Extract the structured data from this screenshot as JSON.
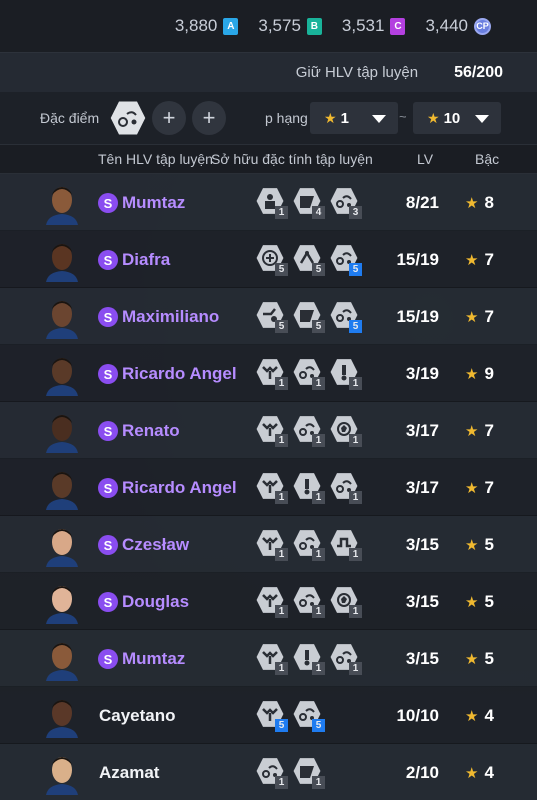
{
  "currency": [
    {
      "value": "3,880",
      "badge": "A",
      "color": "#2aa7e8"
    },
    {
      "value": "3,575",
      "badge": "B",
      "color": "#19b39a"
    },
    {
      "value": "3,531",
      "badge": "C",
      "color": "#b440e0"
    },
    {
      "value": "3,440",
      "badge": "CP",
      "color": "#6a7fe0"
    }
  ],
  "training": {
    "label": "Giữ HLV tập luyện",
    "value": "56/200"
  },
  "filter": {
    "trait_label": "Đặc điểm c",
    "rank_label": "p hạng",
    "rank_min": "1",
    "rank_max": "10",
    "tilde": "~",
    "plus": "+"
  },
  "columns": {
    "name": "Tên HLV tập luyện",
    "traits": "Sở hữu đặc tính tập luyện",
    "lv": "LV",
    "grade": "Bậc"
  },
  "coaches": [
    {
      "name": "Mumtaz",
      "special": true,
      "lv": "8/21",
      "grade": "8",
      "skin": "#8a5a3a",
      "traits": [
        {
          "icon": "player-icon",
          "level": "1",
          "blue": false
        },
        {
          "icon": "pitch-icon",
          "level": "4",
          "blue": false
        },
        {
          "icon": "pass-icon",
          "level": "3",
          "blue": false
        }
      ]
    },
    {
      "name": "Diafra",
      "special": true,
      "lv": "15/19",
      "grade": "7",
      "skin": "#5a3522",
      "traits": [
        {
          "icon": "tactic-icon",
          "level": "5",
          "blue": false
        },
        {
          "icon": "run-icon",
          "level": "5",
          "blue": false
        },
        {
          "icon": "pass-icon",
          "level": "5",
          "blue": true
        }
      ]
    },
    {
      "name": "Maximiliano",
      "special": true,
      "lv": "15/19",
      "grade": "7",
      "skin": "#6b4530",
      "traits": [
        {
          "icon": "kick-icon",
          "level": "5",
          "blue": false
        },
        {
          "icon": "pitch-icon",
          "level": "5",
          "blue": false
        },
        {
          "icon": "pass-icon",
          "level": "5",
          "blue": true
        }
      ]
    },
    {
      "name": "Ricardo Angel",
      "special": true,
      "lv": "3/19",
      "grade": "9",
      "skin": "#5a3a28",
      "traits": [
        {
          "icon": "fitness-icon",
          "level": "1",
          "blue": false
        },
        {
          "icon": "pass-icon",
          "level": "1",
          "blue": false
        },
        {
          "icon": "shoot-icon",
          "level": "1",
          "blue": false
        }
      ]
    },
    {
      "name": "Renato",
      "special": true,
      "lv": "3/17",
      "grade": "7",
      "skin": "#4a2e20",
      "traits": [
        {
          "icon": "fitness-icon",
          "level": "1",
          "blue": false
        },
        {
          "icon": "pass-icon",
          "level": "1",
          "blue": false
        },
        {
          "icon": "ball-icon",
          "level": "1",
          "blue": false
        }
      ]
    },
    {
      "name": "Ricardo Angel",
      "special": true,
      "lv": "3/17",
      "grade": "7",
      "skin": "#5a3a28",
      "traits": [
        {
          "icon": "fitness-icon",
          "level": "1",
          "blue": false
        },
        {
          "icon": "shoot-icon",
          "level": "1",
          "blue": false
        },
        {
          "icon": "pass-icon",
          "level": "1",
          "blue": false
        }
      ]
    },
    {
      "name": "Czesław",
      "special": true,
      "lv": "3/15",
      "grade": "5",
      "skin": "#d8a888",
      "traits": [
        {
          "icon": "fitness-icon",
          "level": "1",
          "blue": false
        },
        {
          "icon": "pass-icon",
          "level": "1",
          "blue": false
        },
        {
          "icon": "dribble-icon",
          "level": "1",
          "blue": false
        }
      ]
    },
    {
      "name": "Douglas",
      "special": true,
      "lv": "3/15",
      "grade": "5",
      "skin": "#e0b498",
      "traits": [
        {
          "icon": "fitness-icon",
          "level": "1",
          "blue": false
        },
        {
          "icon": "pass-icon",
          "level": "1",
          "blue": false
        },
        {
          "icon": "ball-icon",
          "level": "1",
          "blue": false
        }
      ]
    },
    {
      "name": "Mumtaz",
      "special": true,
      "lv": "3/15",
      "grade": "5",
      "skin": "#8a5a3a",
      "traits": [
        {
          "icon": "fitness-icon",
          "level": "1",
          "blue": false
        },
        {
          "icon": "shoot-icon",
          "level": "1",
          "blue": false
        },
        {
          "icon": "pass-icon",
          "level": "1",
          "blue": false
        }
      ]
    },
    {
      "name": "Cayetano",
      "special": false,
      "lv": "10/10",
      "grade": "4",
      "skin": "#5a3828",
      "traits": [
        {
          "icon": "fitness-icon",
          "level": "5",
          "blue": true
        },
        {
          "icon": "pass-icon",
          "level": "5",
          "blue": true
        }
      ]
    },
    {
      "name": "Azamat",
      "special": false,
      "lv": "2/10",
      "grade": "4",
      "skin": "#d9b08a",
      "traits": [
        {
          "icon": "pass-icon",
          "level": "1",
          "blue": false
        },
        {
          "icon": "pitch-icon",
          "level": "1",
          "blue": false
        }
      ]
    }
  ]
}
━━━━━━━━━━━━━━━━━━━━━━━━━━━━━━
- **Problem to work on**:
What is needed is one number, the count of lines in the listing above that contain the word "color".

- **Expected output**:
4